Recently, a library visitor asked me what criteria is used to determine whether a book is rare enough to be included in a library’s rare books collection. My answer is that it isn’t always clear-cut. In some cases, scarcity and age are determining factors. But this recent donation of Hochelaga Depicta: the Early History and Present State of the City and Island of Montreal published in 1839 by Newton Bosworth is a great example of how a widely available book may be considered for retention in a special collection despite its ubiquity.
This copy of Hochelaga Depicta provides evidence of how previous readers/owners engaged with text and contains some interesting artifacts about material culture and book ownership in the 19th and early 20th century.
When receiving rare materials donations, it is not uncommon to find ephemera, or materials intended for short-term use, tucked between the pages. In this case, someone saved a number of postcards depicting Montreal architecture as well as newspaper clippings from the 1930s-40s related to the history of the city, reflecting a conscious decision to engage with the theme of the book.
Besides the postcards, the copy also carries another ephemera example in the form of a branded promotional dustjacket from the Royal Bank of Canada that had been distributed to students in Quebec, which bears the name of a previous owner, Jacob de Witt.
But what is particularly unique about this copy is that it contains thirteen “extra-illustrations” or items that have been intentionally bound or pasted in, and not originally issued by the publisher. The practice was common between the late 18th century to the 1930s, and there are many surviving examples in libraries of very elaborate extra-illustrated books by wealthy book collectors. While the practice bears some resemblance to scrapbooking, what differentiated extra-illustration was that the items were usually relevant to the topic of the book and the illustrations were incorporated as a thematic enhancement. In the original published form, Hochelaga Depicta is heavily illustrated with black and white plates and two fold out maps. But at some point, previous owner has had the book rebound to include thirteen small watercolour with pen and ink illustrations depicting various buildings and scenes in Montreal. Most are unsigned, but a couple bear the signature of W. Baker, 1898, which may have been by artist Walter Baker (1859-1912).
Graham Library has a small but unique collection of rare materials, including a variety of publications from the 19th century. While collecting histories of Montreal are not specifically part of our collections mandate, we do have a variety of publications from this time period. As part of the library’s mandate is preservation, we often retain materials that offer unique insights into the past that may be of future interest to scholars. For rare books cataloguers seeing these ephemeral reminders of the past is arguably one of the most fun aspects of working with rare materials.
If you have questions, comments, corrections or information about this copy, please let us know at firstname.lastname@example.org

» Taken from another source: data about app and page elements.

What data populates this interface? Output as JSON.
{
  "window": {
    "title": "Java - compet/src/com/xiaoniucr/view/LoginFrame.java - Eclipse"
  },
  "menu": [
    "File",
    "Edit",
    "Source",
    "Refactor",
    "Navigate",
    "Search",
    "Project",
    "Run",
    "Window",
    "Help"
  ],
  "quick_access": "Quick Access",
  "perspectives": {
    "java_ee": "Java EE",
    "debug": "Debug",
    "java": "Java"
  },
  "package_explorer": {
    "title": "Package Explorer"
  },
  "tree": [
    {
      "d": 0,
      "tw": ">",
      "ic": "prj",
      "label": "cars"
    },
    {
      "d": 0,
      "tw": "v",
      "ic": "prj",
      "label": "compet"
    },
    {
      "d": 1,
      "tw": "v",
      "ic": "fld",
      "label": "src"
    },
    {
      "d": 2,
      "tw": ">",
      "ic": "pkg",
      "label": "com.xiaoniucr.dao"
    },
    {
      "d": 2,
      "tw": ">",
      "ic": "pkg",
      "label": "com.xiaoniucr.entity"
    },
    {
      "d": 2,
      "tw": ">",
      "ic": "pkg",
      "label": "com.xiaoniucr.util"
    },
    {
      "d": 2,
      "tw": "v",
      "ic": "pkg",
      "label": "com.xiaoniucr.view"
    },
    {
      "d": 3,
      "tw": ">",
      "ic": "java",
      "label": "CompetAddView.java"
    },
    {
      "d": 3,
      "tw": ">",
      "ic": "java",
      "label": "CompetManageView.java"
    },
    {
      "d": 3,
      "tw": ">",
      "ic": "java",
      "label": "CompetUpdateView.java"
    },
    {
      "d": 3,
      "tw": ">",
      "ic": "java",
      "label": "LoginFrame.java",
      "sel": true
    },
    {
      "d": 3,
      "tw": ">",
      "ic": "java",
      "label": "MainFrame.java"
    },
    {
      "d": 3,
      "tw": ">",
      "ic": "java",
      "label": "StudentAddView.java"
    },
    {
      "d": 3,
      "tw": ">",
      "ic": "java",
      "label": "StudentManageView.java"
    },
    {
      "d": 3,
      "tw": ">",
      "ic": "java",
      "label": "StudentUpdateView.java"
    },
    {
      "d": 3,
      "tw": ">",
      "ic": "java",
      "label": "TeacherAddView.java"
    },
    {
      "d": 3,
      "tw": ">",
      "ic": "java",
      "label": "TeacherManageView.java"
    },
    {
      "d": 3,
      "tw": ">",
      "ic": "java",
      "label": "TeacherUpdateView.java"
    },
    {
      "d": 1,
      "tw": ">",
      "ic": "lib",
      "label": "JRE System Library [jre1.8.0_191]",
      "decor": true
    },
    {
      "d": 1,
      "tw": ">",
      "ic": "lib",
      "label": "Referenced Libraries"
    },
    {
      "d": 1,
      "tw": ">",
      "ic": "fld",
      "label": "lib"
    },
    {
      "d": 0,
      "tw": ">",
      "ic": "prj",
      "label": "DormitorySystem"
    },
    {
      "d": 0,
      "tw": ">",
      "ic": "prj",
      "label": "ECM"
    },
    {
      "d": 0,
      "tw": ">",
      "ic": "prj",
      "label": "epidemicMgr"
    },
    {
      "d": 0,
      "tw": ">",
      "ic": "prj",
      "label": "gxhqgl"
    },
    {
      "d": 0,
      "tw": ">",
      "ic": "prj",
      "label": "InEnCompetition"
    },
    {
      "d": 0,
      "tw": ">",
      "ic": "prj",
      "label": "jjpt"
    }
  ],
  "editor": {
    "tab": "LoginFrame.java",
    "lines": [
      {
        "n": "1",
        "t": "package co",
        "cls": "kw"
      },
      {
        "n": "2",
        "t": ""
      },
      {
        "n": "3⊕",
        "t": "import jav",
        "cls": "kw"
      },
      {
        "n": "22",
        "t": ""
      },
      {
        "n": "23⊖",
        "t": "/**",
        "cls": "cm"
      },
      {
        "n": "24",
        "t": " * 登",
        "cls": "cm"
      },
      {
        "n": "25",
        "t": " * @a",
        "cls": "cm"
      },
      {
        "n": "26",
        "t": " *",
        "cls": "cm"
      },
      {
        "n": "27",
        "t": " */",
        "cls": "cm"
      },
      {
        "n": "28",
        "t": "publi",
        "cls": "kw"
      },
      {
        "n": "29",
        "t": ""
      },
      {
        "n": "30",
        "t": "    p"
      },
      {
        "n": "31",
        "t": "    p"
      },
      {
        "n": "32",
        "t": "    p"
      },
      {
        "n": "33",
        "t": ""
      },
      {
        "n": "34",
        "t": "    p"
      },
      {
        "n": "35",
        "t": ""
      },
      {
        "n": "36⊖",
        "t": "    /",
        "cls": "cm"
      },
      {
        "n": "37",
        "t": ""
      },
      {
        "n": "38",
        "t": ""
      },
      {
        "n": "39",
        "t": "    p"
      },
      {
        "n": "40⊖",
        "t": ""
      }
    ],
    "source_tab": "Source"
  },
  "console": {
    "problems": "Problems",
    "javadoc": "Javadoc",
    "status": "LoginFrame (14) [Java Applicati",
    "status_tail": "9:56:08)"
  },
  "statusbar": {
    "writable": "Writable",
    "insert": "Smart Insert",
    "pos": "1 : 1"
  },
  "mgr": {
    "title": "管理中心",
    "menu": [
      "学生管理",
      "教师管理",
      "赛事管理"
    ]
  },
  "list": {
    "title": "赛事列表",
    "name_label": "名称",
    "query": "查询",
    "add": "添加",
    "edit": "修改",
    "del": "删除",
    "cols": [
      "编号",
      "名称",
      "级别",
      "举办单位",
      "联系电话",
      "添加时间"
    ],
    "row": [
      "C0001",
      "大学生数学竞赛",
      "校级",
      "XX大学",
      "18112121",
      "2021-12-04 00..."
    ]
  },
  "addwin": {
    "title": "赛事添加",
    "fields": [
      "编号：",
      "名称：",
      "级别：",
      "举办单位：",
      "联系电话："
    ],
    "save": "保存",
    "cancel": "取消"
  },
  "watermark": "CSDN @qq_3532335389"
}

Link to U of T Library catalogue record: Bosworth, Newton. Hochelaga Depicta : the Early History and Present State of the City and Island of Montreal. Montreal: W. Grieg, 1839.
Written by Kate MacDonald, Graham Library.